Why would the Tate High principal use a logo with a Confederate flag? Its namesake was a Civil War veteran who would tell his students that the textbooks were wrong about the Civil War.

Professor Tate was also a minister and lawyer. He took over Roberts High School from its founder J.B. Roberts. The school was one of 31 White-only public schools in the county outside the city limits, according to The Pensacola News, 9/27/94. The county had only two “colored” public schools outside the city limits.

According to the Pensacola News Journal archives from 1913, Tate enlisted in the Confederate Army as a private and was eventually promoted to first lieutenant in the third regment of the Alabama infantry. After the war, he was elected marshal for Tuskagee, Ala. He resigned and created the Tate’s Select School for Boys in Tuskagee with his brother.

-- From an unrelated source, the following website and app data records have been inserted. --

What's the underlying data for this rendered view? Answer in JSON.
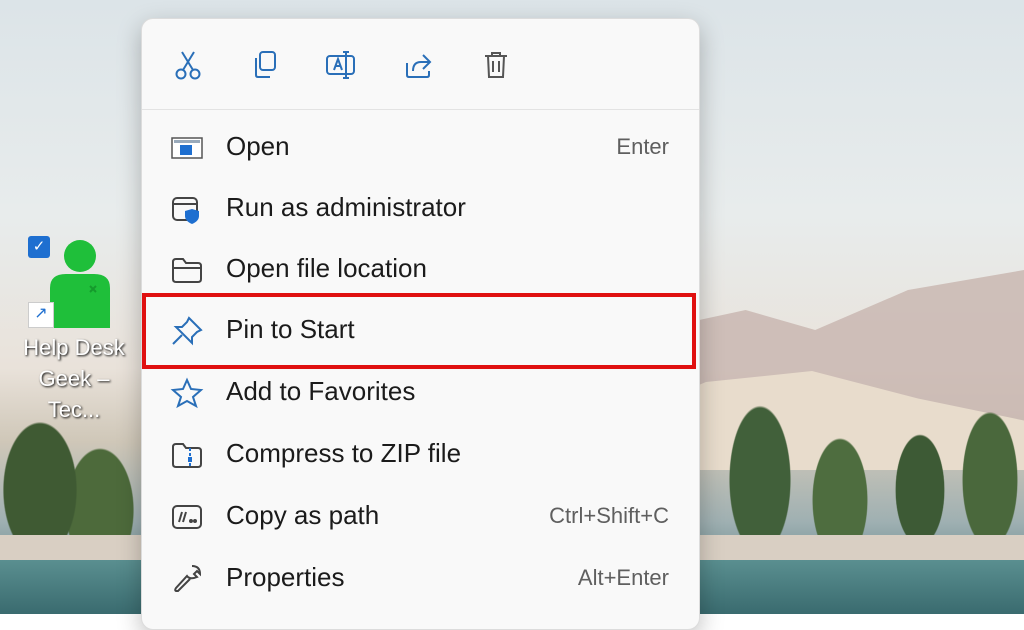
{
  "desktop": {
    "shortcut": {
      "label_line1": "Help Desk",
      "label_line2": "Geek – Tec...",
      "selected": true
    }
  },
  "context_menu": {
    "toolbar": [
      {
        "name": "cut",
        "icon": "scissors-icon"
      },
      {
        "name": "copy",
        "icon": "copy-icon"
      },
      {
        "name": "rename",
        "icon": "rename-icon"
      },
      {
        "name": "share",
        "icon": "share-icon"
      },
      {
        "name": "delete",
        "icon": "trash-icon"
      }
    ],
    "items": [
      {
        "label": "Open",
        "shortcut": "Enter",
        "icon": "app-window-icon"
      },
      {
        "label": "Run as administrator",
        "shortcut": "",
        "icon": "shield-window-icon"
      },
      {
        "label": "Open file location",
        "shortcut": "",
        "icon": "folder-icon"
      },
      {
        "label": "Pin to Start",
        "shortcut": "",
        "icon": "pin-icon",
        "highlighted": true
      },
      {
        "label": "Add to Favorites",
        "shortcut": "",
        "icon": "star-icon"
      },
      {
        "label": "Compress to ZIP file",
        "shortcut": "",
        "icon": "zip-folder-icon"
      },
      {
        "label": "Copy as path",
        "shortcut": "Ctrl+Shift+C",
        "icon": "copy-path-icon"
      },
      {
        "label": "Properties",
        "shortcut": "Alt+Enter",
        "icon": "wrench-icon"
      }
    ]
  },
  "colors": {
    "accent": "#1e6fd0",
    "highlight_border": "#e01010",
    "menu_bg": "#f9f9f9"
  }
}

He was later ordained a minister in the Methodist Episcopal Church in Evergreen, Ala.

He taught 13 years in Alabama and 35 years in Escambia County. He graduated 107 students, married over 200 couples, baptized over 100 infants and buried more than 300.

I found this salute published by Tate High’s Class of 1976:

A Salute to the Heritage of Tate High School – 1976
project by the Class of ’76.
Courtesy of Louise Robinson Davis, Class of ’46

Professor James M. Tate was the founder of Tate High School. He was born in 1837 in Alabama. The original school was known as Roberts High and was one of the first high schools in the county. The school building began as one room, and a shed was added for assemblies. The students sat on benches and walked on a sawdust floor.

Professor Tate was a lawyer and Civil War veteran who, on arrival at Roberts, taught all grades by himself for the first few years. He was also a minister, and when there was a funeral in the community the students were released from school and permitted to go. When his classes studied the Civil War, Professor Tate would often state that the textbooks were wrong. He then would tell of his many experiences while serving on the Confederate side.

The school day would start with Professor Tate calling the room to order. Then the boys would fill the water bucket from the creek, the girls would sweep the floor, some boys would clean the blackboard, and others would bring in the firewood. The girls then would sit on one side of the room and the boys on the other. They would have history, English, math, Latin, and spelling lessons. School would let out at three. All students living near the school would walk while those who lived in Ferry Pass or Beulah would ride horses.

Professor Tate’s room was the largest and was located in the center of the building. It was also used for assemblies. He would sit on the stage and to his right sat those students who misbehaved.

Read more.